(Records from a collection)
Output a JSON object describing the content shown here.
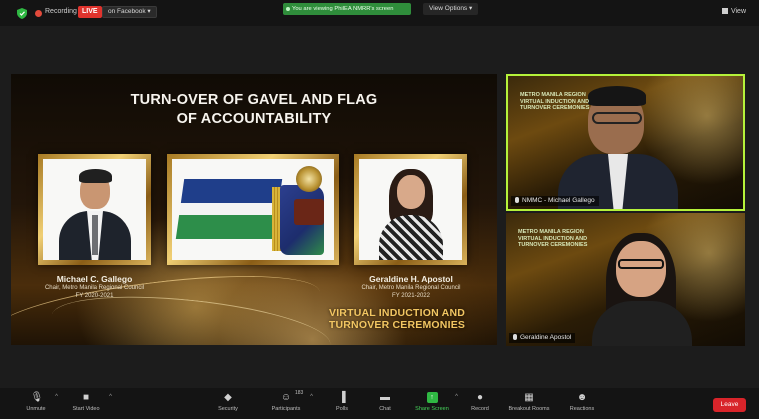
{
  "top_bar": {
    "recording_label": "Recording",
    "live_badge": "LIVE",
    "live_target": "on Facebook ▾",
    "viewing_banner": "You are viewing PhilEA NMRR's screen",
    "view_options": "View Options ▾",
    "view_label": "View"
  },
  "shared_screen": {
    "title_line1": "TURN-OVER OF GAVEL AND FLAG",
    "title_line2": "OF ACCOUNTABILITY",
    "left": {
      "name": "Michael C. Gallego",
      "role": "Chair, Metro Manila Regional Council",
      "term": "FY 2020-2021"
    },
    "right": {
      "name": "Geraldine H. Apostol",
      "role": "Chair, Metro Manila Regional Council",
      "term": "FY 2021-2022"
    },
    "event_line1": "VIRTUAL INDUCTION AND",
    "event_line2": "TURNOVER CEREMONIES"
  },
  "video_tiles": [
    {
      "name": "NMMC - Michael Gallego",
      "bg_text": "METRO MANILA REGION\nVIRTUAL INDUCTION AND\nTURNOVER CEREMONIES"
    },
    {
      "name": "Geraldine Apostol",
      "bg_text": "METRO MANILA REGION\nVIRTUAL INDUCTION AND\nTURNOVER CEREMONIES"
    }
  ],
  "toolbar": {
    "unmute": "Unmute",
    "start_video": "Start Video",
    "security": "Security",
    "participants": "Participants",
    "participants_count": "183",
    "polls": "Polls",
    "chat": "Chat",
    "share_screen": "Share Screen",
    "record": "Record",
    "breakout_rooms": "Breakout Rooms",
    "reactions": "Reactions",
    "leave": "Leave"
  },
  "colors": {
    "active_speaker_border": "#b5f23a",
    "live_red": "#e0332d",
    "leave_red": "#d8242a",
    "share_green": "#2fb843",
    "event_gold": "#f2c662"
  }
}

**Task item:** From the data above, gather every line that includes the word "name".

**Response to this exercise:**
      "name": "Michael C. Gallego",
      "name": "Geraldine H. Apostol",
      "name": "NMMC - Michael Gallego",
      "name": "Geraldine Apostol",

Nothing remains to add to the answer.